Author Topic: Kajukenbo Founder - Peter Young Yil Choo  (Read 12029 times)

Offline John Bishop

  • Moderator
  • Black Belt
  • *****
  • Posts: 2605
  • Seek Knowledge, Not Rank
Kajukenbo Founder - Peter Young Yil Choo
« on: February 06, 2003, 08:23:32 AM »

Grandmaster Peter Young Yil Choo   8/21/26 – 6/19/97

Peter Choo was born in Honolulu, Hawaii.  He was one of the co-creators of kajukenbo.  Responsible for the Korean art of tang soo do or the "KA" in kajukenbo.  Choo first studied western boxing as a young boy, winning the prestigious 1937 Joe Lynch Boxing Award.  (Joe Lynch was the trainer of Max Baer, the Heavyweight Champion of the world in 1934-1936). 
At a young age he also started a study of Korean martial arts under the tute-lage of his father.  The system his father taught him would later be referred to by the founders as tang soo do, since that was the common name used to describe the Korean striking arts after 1945. 
During the 40’s Choo also trained in kenpo jiu jitsu under Professor Thomas Young, and jujitsu under Professor Sam Luke Jr.  At the same time he continued with his boxing workouts.  Something that he would do long into his future military career.
Choo had been in the U.S. Army since 1944, and in 1949 he was sent into the Korean War.  After the war he made a career out of the military, spending many years in Asia and Europe.   
Having a life long interest in the fighting arts, he always made it a point to learn the native art of the countries that he was stationed in.  Right after the war he was stationed in Korea.  This gave him another opportunity to train in the Korean martial arts that his father had taught him.  This time (around 1953-55) he trained with a young Korean Army officer named Jhoon Rhee (Rhee would later become known as the man who introduced Tae Kwon Do to America).  This being prior to the uniting of all the Korean kwons under the banner of Tae Kwon Do in 1962, Rhee’s art like many of the Korean arts at the time was simply referred to as tang soo do. 
Shortly after 1955,  Choo was stationed in Japan.  There he took up the study of aikido under Morehei Uyeshiba at the Aikikai, and with Koichi Tohei at Tohei’s home.  When stationed in Okinawa, he took up the study of shorinji ryu karate, under a fellow soldier named, Ed Takai. 
When stationed in Europe, Choo continued with his boxing.  He also received several championship awards during his three years of tourney with the 6th U.S. Army Far East, and U.S. Army European Divisions.  Grandmaster Choo retired from the Army in 1965. 
Grandmaster Choo had a favorite saying, "if you think you're beaten, you are.  If you think you dare not, you won't,  if you'd like to win, but think you can't, almost an cinch, you won't.  For life's battles don't always go to the stronger or faster man.  For sure as fate, the man who wins is the man who thinks HE CAN!"  Grandmaster Choo passed away in Hawaii in 1997.

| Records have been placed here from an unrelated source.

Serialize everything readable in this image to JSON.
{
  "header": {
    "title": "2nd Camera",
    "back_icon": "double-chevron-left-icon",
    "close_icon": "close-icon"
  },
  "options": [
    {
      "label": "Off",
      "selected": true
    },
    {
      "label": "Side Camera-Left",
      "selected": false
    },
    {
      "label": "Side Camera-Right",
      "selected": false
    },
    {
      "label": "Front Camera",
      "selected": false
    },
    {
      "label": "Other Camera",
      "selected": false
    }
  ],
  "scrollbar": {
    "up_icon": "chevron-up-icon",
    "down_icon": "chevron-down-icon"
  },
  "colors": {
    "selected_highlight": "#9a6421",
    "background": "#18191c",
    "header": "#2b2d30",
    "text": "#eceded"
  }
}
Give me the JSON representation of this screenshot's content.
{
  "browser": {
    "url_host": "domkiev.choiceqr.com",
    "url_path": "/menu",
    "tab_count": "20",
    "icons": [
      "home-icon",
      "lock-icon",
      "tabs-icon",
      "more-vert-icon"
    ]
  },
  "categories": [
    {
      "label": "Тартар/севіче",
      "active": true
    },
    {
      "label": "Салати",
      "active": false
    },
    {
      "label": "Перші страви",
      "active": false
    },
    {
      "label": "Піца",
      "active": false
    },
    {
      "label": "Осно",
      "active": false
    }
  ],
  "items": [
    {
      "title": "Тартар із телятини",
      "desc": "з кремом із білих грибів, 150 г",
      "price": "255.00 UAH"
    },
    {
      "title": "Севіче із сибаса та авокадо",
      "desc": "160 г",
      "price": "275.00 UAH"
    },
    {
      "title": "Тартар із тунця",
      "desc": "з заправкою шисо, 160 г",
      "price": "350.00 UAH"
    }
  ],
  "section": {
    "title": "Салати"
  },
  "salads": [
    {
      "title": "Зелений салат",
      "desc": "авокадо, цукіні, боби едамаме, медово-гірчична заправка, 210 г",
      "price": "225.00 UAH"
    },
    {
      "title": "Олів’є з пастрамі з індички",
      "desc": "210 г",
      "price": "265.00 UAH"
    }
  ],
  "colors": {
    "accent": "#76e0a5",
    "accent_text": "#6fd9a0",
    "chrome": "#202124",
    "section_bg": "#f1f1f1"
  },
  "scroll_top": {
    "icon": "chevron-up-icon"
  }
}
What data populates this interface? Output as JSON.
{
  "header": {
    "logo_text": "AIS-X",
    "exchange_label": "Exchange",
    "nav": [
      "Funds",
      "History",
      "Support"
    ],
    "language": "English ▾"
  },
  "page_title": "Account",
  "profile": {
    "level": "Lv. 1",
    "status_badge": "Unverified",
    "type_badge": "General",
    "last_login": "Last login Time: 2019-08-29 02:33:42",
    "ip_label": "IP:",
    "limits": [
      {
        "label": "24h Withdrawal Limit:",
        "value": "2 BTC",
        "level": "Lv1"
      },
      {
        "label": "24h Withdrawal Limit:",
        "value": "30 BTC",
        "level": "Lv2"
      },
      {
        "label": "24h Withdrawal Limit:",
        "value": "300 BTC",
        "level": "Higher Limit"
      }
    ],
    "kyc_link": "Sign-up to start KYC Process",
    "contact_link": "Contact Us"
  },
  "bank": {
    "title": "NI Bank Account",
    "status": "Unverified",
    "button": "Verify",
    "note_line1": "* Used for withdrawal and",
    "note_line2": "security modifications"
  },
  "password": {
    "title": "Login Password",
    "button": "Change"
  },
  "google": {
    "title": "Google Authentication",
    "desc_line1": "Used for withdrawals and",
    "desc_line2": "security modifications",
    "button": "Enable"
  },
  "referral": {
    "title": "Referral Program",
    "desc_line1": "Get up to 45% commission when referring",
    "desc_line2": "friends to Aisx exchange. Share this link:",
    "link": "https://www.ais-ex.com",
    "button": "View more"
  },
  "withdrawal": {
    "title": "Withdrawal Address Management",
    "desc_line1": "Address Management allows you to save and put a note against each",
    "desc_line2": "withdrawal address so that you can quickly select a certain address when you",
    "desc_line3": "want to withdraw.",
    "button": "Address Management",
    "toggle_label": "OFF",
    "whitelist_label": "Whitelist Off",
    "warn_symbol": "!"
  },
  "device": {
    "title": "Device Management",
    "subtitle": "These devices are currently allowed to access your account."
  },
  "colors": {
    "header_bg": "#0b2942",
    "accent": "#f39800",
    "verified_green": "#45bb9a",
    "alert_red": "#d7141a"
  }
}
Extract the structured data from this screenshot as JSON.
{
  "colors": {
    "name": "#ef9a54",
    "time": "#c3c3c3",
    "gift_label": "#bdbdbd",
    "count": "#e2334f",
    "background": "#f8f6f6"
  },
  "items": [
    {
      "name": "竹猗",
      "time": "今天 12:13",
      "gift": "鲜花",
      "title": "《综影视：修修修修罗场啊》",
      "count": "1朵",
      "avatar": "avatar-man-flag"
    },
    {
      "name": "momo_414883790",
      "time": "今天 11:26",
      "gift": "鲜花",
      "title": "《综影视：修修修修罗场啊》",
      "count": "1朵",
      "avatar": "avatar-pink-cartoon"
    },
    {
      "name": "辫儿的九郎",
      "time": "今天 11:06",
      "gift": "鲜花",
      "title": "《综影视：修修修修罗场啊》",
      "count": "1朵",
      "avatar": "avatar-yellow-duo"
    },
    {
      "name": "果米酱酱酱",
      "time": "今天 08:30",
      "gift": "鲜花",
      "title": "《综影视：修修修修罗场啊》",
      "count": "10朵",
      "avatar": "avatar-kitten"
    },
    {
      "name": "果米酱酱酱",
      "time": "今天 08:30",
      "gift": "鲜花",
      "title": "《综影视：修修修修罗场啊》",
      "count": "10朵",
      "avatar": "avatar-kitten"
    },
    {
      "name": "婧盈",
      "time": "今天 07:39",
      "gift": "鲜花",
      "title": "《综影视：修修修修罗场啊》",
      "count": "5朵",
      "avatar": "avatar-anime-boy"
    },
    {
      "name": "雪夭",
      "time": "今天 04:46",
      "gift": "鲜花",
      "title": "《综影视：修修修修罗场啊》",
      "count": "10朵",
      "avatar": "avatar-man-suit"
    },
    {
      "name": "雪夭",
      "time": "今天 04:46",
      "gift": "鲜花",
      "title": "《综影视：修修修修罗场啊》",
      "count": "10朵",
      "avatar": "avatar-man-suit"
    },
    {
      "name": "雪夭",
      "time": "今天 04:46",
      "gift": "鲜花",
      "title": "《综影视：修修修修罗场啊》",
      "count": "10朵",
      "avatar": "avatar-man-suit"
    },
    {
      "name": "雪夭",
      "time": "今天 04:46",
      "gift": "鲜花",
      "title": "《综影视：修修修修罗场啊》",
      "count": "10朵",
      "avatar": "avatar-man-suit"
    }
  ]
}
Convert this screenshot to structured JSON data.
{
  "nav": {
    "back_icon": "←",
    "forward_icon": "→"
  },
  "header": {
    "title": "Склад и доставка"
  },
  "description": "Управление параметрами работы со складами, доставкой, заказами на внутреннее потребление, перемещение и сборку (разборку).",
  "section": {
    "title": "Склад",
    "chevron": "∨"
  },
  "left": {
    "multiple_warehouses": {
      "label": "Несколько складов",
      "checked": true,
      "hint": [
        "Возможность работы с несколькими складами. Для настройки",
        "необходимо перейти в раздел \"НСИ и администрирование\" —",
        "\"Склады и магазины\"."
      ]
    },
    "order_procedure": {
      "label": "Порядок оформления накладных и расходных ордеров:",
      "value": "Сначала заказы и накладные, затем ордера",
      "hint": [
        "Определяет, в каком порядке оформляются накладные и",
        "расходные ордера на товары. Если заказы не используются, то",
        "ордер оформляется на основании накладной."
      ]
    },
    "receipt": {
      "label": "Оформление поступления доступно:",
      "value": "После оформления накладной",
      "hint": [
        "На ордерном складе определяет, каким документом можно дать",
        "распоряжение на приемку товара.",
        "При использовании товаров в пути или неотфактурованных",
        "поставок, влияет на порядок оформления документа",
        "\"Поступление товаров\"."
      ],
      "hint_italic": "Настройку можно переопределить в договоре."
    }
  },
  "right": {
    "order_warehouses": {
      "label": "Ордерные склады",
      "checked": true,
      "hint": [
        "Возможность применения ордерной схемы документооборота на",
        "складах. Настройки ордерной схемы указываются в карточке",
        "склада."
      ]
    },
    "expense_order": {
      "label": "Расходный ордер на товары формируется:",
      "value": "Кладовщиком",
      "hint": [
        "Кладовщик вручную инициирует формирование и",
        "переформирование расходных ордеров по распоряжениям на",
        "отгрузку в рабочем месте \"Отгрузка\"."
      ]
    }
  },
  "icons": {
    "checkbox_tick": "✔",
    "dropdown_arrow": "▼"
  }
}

« Last Edit: March 24, 2008, 03:13:58 AM by John Bishop »
John Bishop  8th Degree-Original Method 
Under Grandmaster Gary Forbach
K.S.D.I. # 478, FMAA

"You watch, once I'm gone, all the snakes will start popping their heads up!"  Sijo Emperado